Toyota clearly thinks Tesla is onto something with this whole "camera" thing.
Remember when Elon Musk said all you needed to make self-driving cars work was a few cameras? Toyota clearly does, and here's proof.
Toyota has a subsidiary called Woven Planet. Essentially Toyota's advanced driver assist arm, the company is developing "the automated driving technologies of the future." It was founded back in January and employs around 1,600 people.
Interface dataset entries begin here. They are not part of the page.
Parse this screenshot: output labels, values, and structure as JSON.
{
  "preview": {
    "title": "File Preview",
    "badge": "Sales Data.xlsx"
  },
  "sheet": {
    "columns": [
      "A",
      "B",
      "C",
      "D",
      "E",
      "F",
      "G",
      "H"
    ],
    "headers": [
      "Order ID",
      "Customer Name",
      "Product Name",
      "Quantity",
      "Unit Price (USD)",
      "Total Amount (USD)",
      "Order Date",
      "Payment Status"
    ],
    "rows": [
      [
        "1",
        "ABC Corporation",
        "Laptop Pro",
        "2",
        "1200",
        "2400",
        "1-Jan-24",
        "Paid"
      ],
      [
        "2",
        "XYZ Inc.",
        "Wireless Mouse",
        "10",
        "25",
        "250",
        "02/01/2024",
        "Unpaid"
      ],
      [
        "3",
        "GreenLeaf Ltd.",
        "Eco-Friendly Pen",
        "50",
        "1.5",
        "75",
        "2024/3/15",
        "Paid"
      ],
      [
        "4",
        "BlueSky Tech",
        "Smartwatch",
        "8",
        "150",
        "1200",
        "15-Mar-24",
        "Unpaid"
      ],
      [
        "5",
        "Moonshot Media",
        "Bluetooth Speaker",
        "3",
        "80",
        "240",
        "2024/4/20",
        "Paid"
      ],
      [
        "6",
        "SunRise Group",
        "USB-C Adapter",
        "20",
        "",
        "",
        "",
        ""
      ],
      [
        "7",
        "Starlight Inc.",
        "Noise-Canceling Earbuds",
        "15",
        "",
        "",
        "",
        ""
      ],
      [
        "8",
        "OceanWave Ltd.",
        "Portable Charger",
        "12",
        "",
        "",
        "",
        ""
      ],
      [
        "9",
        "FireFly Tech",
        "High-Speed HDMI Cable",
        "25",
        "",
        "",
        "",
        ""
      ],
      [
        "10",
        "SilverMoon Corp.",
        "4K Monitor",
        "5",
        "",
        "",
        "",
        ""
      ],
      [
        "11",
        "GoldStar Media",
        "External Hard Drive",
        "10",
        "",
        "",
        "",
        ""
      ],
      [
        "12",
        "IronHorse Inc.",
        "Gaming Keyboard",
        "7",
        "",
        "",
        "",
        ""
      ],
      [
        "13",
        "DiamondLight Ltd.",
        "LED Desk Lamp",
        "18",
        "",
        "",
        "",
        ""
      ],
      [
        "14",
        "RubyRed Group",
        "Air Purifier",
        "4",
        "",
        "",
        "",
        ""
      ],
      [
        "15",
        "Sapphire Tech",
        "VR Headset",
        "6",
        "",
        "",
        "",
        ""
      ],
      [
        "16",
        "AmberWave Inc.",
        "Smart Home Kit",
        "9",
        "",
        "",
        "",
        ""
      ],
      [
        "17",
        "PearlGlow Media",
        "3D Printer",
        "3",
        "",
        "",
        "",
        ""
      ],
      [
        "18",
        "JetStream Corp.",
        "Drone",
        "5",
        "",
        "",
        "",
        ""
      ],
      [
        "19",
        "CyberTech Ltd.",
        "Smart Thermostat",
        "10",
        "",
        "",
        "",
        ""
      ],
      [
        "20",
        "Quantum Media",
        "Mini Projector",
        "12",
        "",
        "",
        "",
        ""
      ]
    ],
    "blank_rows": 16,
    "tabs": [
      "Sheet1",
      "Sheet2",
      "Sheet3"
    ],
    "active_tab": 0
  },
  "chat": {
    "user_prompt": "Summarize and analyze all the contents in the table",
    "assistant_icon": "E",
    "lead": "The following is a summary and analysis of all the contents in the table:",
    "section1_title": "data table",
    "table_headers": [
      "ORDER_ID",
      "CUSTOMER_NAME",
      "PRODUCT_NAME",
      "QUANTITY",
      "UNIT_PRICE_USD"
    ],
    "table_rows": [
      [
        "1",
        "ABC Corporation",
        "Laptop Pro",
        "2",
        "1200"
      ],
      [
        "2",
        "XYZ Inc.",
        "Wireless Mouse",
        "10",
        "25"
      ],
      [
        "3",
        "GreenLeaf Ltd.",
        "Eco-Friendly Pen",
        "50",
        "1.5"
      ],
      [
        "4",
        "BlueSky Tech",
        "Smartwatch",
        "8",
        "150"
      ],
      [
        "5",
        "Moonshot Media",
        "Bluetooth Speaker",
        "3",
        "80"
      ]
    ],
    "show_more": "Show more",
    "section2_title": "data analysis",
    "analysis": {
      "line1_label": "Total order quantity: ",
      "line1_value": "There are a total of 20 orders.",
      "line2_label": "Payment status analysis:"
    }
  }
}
Toyota and Woven Planet pursue advanced self-driving technology but have taken a mildly different approach than Tesla. Instead, Toyota and Woven Planet use data collected by cameras to sort of "leapfrog" their lidar and camera tech by teaching the lidar sensors based on data collected from the cameras. So to be fair to Toyota, it's not like they blatantly copied Tesla.
In fact, the 2019 Lexus test vehicle shown in the pictures here is an excellent example. While the Lexus test car doesn't rely exclusively on cameras, as the quarter panels' sensors indicate, it makes liberal use of them. Since 2019, Woven Planet has made some progress in that regard, according to Reuters.
The Toyota subsidiary told the publication that it used cameras to collect data being used to "train" its self-driving software. Think of it like this: the cameras can help the lidar sensors "learn" through that data. Like Tesla, both Toyota and Woven Planet have realized the cost benefits of using cameras instead of costlier lidar sensors. These cameras are apparently 90% cheaper than lidar sensors.
Woven Planet says that gathering driving data from a vast fleet of cars like the Toyota Camry is essential to help develop a reliable self-driving system, but it's incredibly costly. Don't expect it to be an option on your Toyota 4Runner anytime soon.
Cameras make it easier to cast a wider net without those expensive sensors. However, the move is against the self-driving tide, with Waymo and others choosing to invest in those very same, more expensive lidar sensors.
Michael Benisch, VP of engineering at Woven Planet said that the company needs a lot of data. "It's not sufficient to just have a small amount of data that can be collected from a small fleet of very expensive autonomous vehicles." However, Benisch said that Toyota will still use multiple sensors, like lidar and radar, on robotaxis and other roadgoing autonomous vehicles. Still, Benisch believes that in the future, it'll be entirely possible that camera tech can be used to either catch up to or overtake, sensor-driven self-driving systems. Unfortunately, Benisch says Woven Planet just doesn't know when the technology will become safe and reliable.